- [Activity] Repeat the material exactly, leaving no line out.
--------
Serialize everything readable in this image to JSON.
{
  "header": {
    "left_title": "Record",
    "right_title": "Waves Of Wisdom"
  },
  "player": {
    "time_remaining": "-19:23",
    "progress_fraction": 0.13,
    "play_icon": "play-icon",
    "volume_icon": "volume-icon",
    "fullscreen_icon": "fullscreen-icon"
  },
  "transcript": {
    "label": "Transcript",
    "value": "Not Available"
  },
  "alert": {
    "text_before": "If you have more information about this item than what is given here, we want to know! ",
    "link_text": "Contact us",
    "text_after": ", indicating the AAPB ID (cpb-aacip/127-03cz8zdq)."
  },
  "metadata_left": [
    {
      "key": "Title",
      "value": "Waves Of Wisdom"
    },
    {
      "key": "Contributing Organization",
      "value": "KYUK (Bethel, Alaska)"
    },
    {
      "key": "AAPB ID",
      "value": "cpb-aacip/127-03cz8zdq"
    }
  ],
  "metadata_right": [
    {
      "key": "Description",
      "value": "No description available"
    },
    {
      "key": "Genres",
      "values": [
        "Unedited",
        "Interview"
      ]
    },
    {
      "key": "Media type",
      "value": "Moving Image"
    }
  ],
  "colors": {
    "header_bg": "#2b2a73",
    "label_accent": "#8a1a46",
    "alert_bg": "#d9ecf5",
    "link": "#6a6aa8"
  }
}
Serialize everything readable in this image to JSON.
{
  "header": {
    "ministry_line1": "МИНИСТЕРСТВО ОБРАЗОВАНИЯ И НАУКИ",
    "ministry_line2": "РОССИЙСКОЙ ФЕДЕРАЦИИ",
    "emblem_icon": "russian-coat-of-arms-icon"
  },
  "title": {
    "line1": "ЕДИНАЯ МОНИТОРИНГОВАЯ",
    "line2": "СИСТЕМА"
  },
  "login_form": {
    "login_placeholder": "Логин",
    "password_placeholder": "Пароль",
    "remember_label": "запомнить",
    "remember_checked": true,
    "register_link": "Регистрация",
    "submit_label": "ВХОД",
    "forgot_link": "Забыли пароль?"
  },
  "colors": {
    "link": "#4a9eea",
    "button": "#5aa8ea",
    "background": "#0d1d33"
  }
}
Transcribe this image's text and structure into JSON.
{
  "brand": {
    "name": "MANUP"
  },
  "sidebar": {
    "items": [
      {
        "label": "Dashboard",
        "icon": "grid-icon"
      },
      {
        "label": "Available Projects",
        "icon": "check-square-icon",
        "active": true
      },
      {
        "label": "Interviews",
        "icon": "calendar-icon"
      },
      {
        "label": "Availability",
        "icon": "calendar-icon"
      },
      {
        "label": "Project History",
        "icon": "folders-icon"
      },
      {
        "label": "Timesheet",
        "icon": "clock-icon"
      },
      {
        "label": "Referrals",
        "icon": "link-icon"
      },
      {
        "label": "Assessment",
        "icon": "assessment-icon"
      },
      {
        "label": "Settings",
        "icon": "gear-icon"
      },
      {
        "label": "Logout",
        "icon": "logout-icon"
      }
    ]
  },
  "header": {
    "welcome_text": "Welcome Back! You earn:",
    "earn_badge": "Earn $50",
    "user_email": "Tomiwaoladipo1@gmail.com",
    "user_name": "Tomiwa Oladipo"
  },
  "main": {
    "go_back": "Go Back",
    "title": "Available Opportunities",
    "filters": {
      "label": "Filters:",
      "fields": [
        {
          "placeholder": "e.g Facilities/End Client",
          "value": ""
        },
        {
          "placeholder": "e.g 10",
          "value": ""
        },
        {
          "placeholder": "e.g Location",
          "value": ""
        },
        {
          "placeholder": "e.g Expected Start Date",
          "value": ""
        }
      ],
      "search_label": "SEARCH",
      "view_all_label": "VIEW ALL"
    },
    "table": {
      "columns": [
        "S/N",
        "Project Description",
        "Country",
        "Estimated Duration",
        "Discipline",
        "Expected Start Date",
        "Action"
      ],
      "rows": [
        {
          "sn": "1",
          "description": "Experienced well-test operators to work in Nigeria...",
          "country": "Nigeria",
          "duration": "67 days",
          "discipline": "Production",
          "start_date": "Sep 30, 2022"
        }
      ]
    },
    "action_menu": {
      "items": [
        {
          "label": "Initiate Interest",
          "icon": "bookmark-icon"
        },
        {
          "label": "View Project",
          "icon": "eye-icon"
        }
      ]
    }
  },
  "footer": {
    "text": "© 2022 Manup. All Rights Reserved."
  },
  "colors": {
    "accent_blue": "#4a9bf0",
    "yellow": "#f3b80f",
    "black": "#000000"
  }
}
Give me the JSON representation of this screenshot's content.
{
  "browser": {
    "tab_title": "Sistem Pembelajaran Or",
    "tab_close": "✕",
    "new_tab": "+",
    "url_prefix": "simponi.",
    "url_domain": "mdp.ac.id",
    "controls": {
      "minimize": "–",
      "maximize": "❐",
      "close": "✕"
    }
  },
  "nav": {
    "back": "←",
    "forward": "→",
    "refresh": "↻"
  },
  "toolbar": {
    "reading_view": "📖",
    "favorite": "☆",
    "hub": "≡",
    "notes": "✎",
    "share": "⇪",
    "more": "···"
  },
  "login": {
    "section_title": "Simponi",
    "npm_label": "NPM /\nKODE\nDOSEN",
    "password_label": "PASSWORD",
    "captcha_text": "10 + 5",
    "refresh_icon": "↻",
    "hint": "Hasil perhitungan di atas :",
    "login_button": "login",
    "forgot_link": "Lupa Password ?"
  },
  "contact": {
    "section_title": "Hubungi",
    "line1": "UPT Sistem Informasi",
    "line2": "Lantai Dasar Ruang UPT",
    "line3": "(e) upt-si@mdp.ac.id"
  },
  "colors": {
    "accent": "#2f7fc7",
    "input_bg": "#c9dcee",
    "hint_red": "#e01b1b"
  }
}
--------
- [Written response]
Serialize everything readable in this image to JSON.
{
  "header": {
    "left_title": "Record",
    "right_title": "Waves Of Wisdom"
  },
  "player": {
    "time_remaining": "-19:23",
    "progress_fraction": 0.13,
    "play_icon": "play-icon",
    "volume_icon": "volume-icon",
    "fullscreen_icon": "fullscreen-icon"
  },
  "transcript": {
    "label": "Transcript",
    "value": "Not Available"
  },
  "alert": {
    "text_before": "If you have more information about this item than what is given here, we want to know! ",
    "link_text": "Contact us",
    "text_after": ", indicating the AAPB ID (cpb-aacip/127-03cz8zdq)."
  },
  "metadata_left": [
    {
      "key": "Title",
      "value": "Waves Of Wisdom"
    },
    {
      "key": "Contributing Organization",
      "value": "KYUK (Bethel, Alaska)"
    },
    {
      "key": "AAPB ID",
      "value": "cpb-aacip/127-03cz8zdq"
    }
  ],
  "metadata_right": [
    {
      "key": "Description",
      "value": "No description available"
    },
    {
      "key": "Genres",
      "values": [
        "Unedited",
        "Interview"
      ]
    },
    {
      "key": "Media type",
      "value": "Moving Image"
    }
  ],
  "colors": {
    "header_bg": "#2b2a73",
    "label_accent": "#8a1a46",
    "alert_bg": "#d9ecf5",
    "link": "#6a6aa8"
  }
}
Serialize everything readable in this image to JSON.
{
  "header": {
    "ministry_line1": "МИНИСТЕРСТВО ОБРАЗОВАНИЯ И НАУКИ",
    "ministry_line2": "РОССИЙСКОЙ ФЕДЕРАЦИИ",
    "emblem_icon": "russian-coat-of-arms-icon"
  },
  "title": {
    "line1": "ЕДИНАЯ МОНИТОРИНГОВАЯ",
    "line2": "СИСТЕМА"
  },
  "login_form": {
    "login_placeholder": "Логин",
    "password_placeholder": "Пароль",
    "remember_label": "запомнить",
    "remember_checked": true,
    "register_link": "Регистрация",
    "submit_label": "ВХОД",
    "forgot_link": "Забыли пароль?"
  },
  "colors": {
    "link": "#4a9eea",
    "button": "#5aa8ea",
    "background": "#0d1d33"
  }
}
Transcribe this image's text and structure into JSON.
{
  "brand": {
    "name": "MANUP"
  },
  "sidebar": {
    "items": [
      {
        "label": "Dashboard",
        "icon": "grid-icon"
      },
      {
        "label": "Available Projects",
        "icon": "check-square-icon",
        "active": true
      },
      {
        "label": "Interviews",
        "icon": "calendar-icon"
      },
      {
        "label": "Availability",
        "icon": "calendar-icon"
      },
      {
        "label": "Project History",
        "icon": "folders-icon"
      },
      {
        "label": "Timesheet",
        "icon": "clock-icon"
      },
      {
        "label": "Referrals",
        "icon": "link-icon"
      },
      {
        "label": "Assessment",
        "icon": "assessment-icon"
      },
      {
        "label": "Settings",
        "icon": "gear-icon"
      },
      {
        "label": "Logout",
        "icon": "logout-icon"
      }
    ]
  },
  "header": {
    "welcome_text": "Welcome Back! You earn:",
    "earn_badge": "Earn $50",
    "user_email": "Tomiwaoladipo1@gmail.com",
    "user_name": "Tomiwa Oladipo"
  },
  "main": {
    "go_back": "Go Back",
    "title": "Available Opportunities",
    "filters": {
      "label": "Filters:",
      "fields": [
        {
          "placeholder": "e.g Facilities/End Client",
          "value": ""
        },
        {
          "placeholder": "e.g 10",
          "value": ""
        },
        {
          "placeholder": "e.g Location",
          "value": ""
        },
        {
          "placeholder": "e.g Expected Start Date",
          "value": ""
        }
      ],
      "search_label": "SEARCH",
      "view_all_label": "VIEW ALL"
    },
    "table": {
      "columns": [
        "S/N",
        "Project Description",
        "Country",
        "Estimated Duration",
        "Discipline",
        "Expected Start Date",
        "Action"
      ],
      "rows": [
        {
          "sn": "1",
          "description": "Experienced well-test operators to work in Nigeria...",
          "country": "Nigeria",
          "duration": "67 days",
          "discipline": "Production",
          "start_date": "Sep 30, 2022"
        }
      ]
    },
    "action_menu": {
      "items": [
        {
          "label": "Initiate Interest",
          "icon": "bookmark-icon"
        },
        {
          "label": "View Project",
          "icon": "eye-icon"
        }
      ]
    }
  },
  "footer": {
    "text": "© 2022 Manup. All Rights Reserved."
  },
  "colors": {
    "accent_blue": "#4a9bf0",
    "yellow": "#f3b80f",
    "black": "#000000"
  }
}
Give me the JSON representation of this screenshot's content.
{
  "browser": {
    "tab_title": "Sistem Pembelajaran Or",
    "tab_close": "✕",
    "new_tab": "+",
    "url_prefix": "simponi.",
    "url_domain": "mdp.ac.id",
    "controls": {
      "minimize": "–",
      "maximize": "❐",
      "close": "✕"
    }
  },
  "nav": {
    "back": "←",
    "forward": "→",
    "refresh": "↻"
  },
  "toolbar": {
    "reading_view": "📖",
    "favorite": "☆",
    "hub": "≡",
    "notes": "✎",
    "share": "⇪",
    "more": "···"
  },
  "login": {
    "section_title": "Simponi",
    "npm_label": "NPM /\nKODE\nDOSEN",
    "password_label": "PASSWORD",
    "captcha_text": "10 + 5",
    "refresh_icon": "↻",
    "hint": "Hasil perhitungan di atas :",
    "login_button": "login",
    "forgot_link": "Lupa Password ?"
  },
  "contact": {
    "section_title": "Hubungi",
    "line1": "UPT Sistem Informasi",
    "line2": "Lantai Dasar Ruang UPT",
    "line3": "(e) upt-si@mdp.ac.id"
  },
  "colors": {
    "accent": "#2f7fc7",
    "input_bg": "#c9dcee",
    "hint_red": "#e01b1b"
  }
}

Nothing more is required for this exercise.